'Obama' voter registration card in Butler County leads to investigation
Butler County discovered it issued a voter registration card in 2008 bearing a name just one letter different from Barack Obama's, even though a fact check showed the application contained bogus information, officials said.
County detectives are trying to track down the applicant, who could be charged with a felony or misdemeanor, including perjury and making a false affidavit, which are punishable with jail time and fines, Butler County Detective Scott Roskovski said.
Butler County Jury Commissioner Jon Galante discovered the fake registration last week when a questionnaire used to find potential jurors was addressed to be sent to “Barack H. Obana” at a Slippery Rock University address. Voter registration lists are one tool used to build lists of potential jurors.
Roskovski said he sent information about the fake voter registration to the Secret Service, but he admitted there's little chance of finding who filled out the form, which he said likely was a college prank.
“It shows the bigger picture of how easy voter fraud can be,” Roskovski said.
Elections Bureau Director Shari Brewer, who wasn't election director in 2008, said no one attempted to vote using the fake card.
A state database lists the name on the voter registration card as Barack H. Obana, with a 1981 birthdate. A check determined the phone number and driver's license number on the application were fake, Brewer said.
The election bureau issued the card anyway because state law requires cards to be issued even if information, such as birthdates or Social Security numbers, is found to be incorrect, Brewer said on Tuesday.
The Department of State disputed that claim.
“If due diligence leaves you dubious, you have the authority of the county to accept or reject that,” Pennsylvania Department of State spokesman Ron Ruman said.
“When this was approved, it was right before the close of registration,” Brewer said. “It was a presidential election, and we would have been swamped with registrations.”
Bill Vidonic is a staff writer for Trib Total Media. He can be reached at 412-380-5621 or firstname.lastname@example.org.
Show commenting policy
TribLive commenting policy
You are solely responsible for your comments and by using TribLive.com you agree to our Terms of Service.
We moderate comments. Our goal is to provide substantive commentary for a general readership. By screening submissions, we provide a space where readers can share intelligent and informed commentary that enhances the quality of our news and information.

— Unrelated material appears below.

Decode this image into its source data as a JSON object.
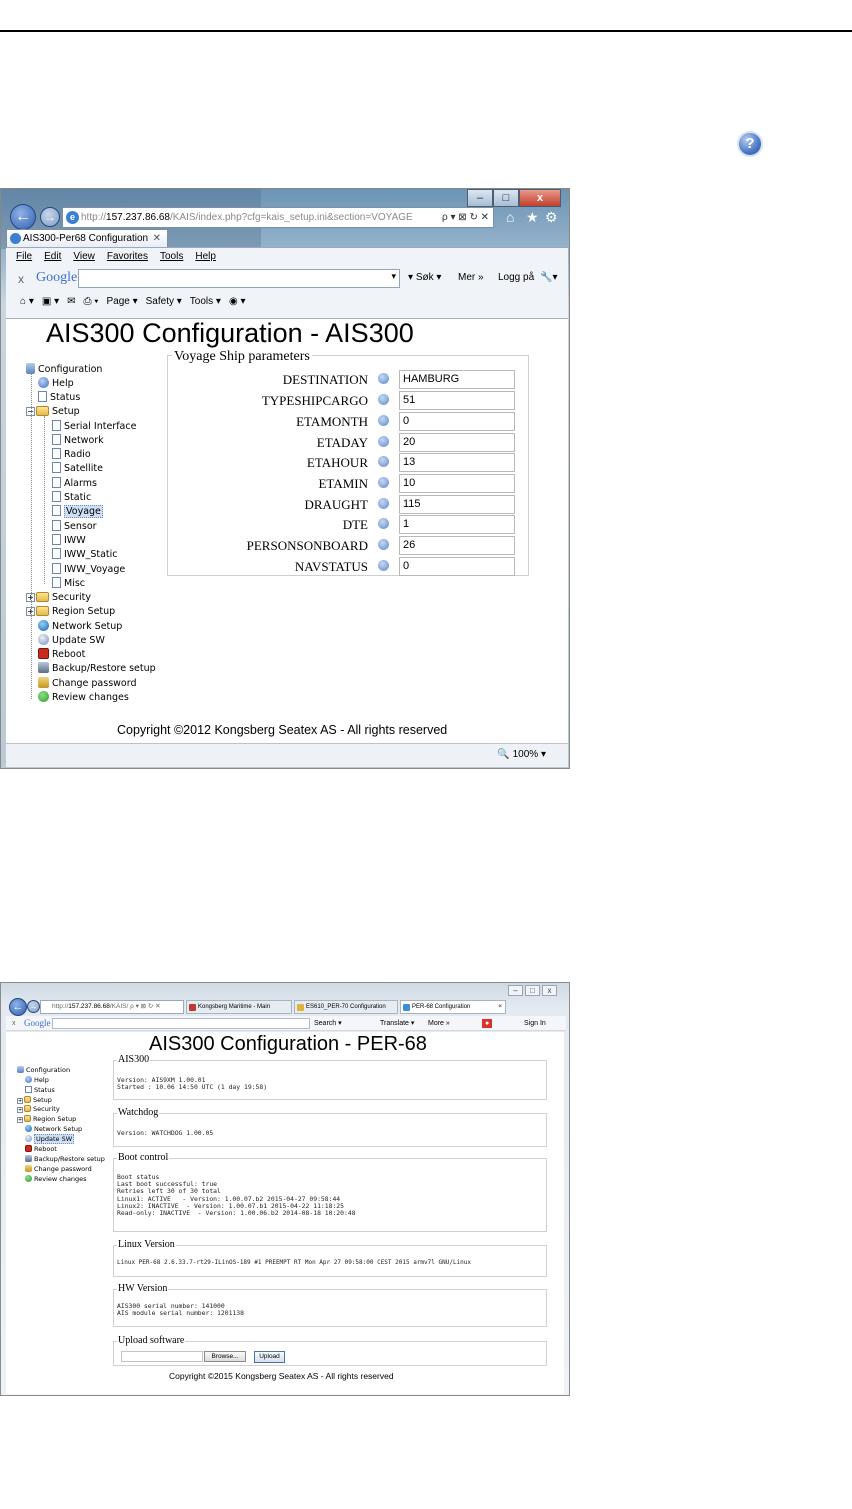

While most comments will be posted if they are on-topic and not abusive, moderating decisions are subjective. We will make them as carefully and consistently as we can. Because of the volume of reader comments, we cannot review individual moderation decisions with readers.
We value thoughtful comments representing a range of views that make their point quickly and politely. We make an effort to protect discussions from repeated comments either by the same reader or different readers.
We follow the same standards for taste as the daily newspaper. A few things we won't tolerate: personal attacks, obscenity, vulgarity, profanity (including expletives and letters followed by dashes), commercial promotion, impersonations, incoherence, proselytizing and SHOUTING. Don't include URLs to Web sites.
We do not edit comments. They are either approved or deleted. We reserve the right to edit a comment that is quoted or excerpted in an article. In this case, we may fix spelling and punctuation.
We welcome strong opinions and criticism of our work, but we don't want comments to become bogged down with discussions of our policies and we will moderate accordingly.
We appreciate it when readers and people quoted in articles or blog posts point out errors of fact or emphasis and will investigate all assertions. But these suggestions should be sent via e-mail. To avoid distracting other readers, we won't publish comments that suggest a correction. Instead, corrections will be made in a blog post or in an article.
- Aldi set to open Cranberry location
- Connoquenessing Valley innovative learning space emphasizes interaction
- Butler County community reigns as king of Cranberries
- Drilling regulations divisive in Middlesex
- Butler Township man in jail after reportedly holding woman at gunpoint
- Iron Mountain digs deep in Butler County mine to bring in clients
- Butler County to join growing 911 network
- Middlesex natural gas drilling hearings under way
- Interstate 376 lanes reopen in Hopewell following garbage truck fire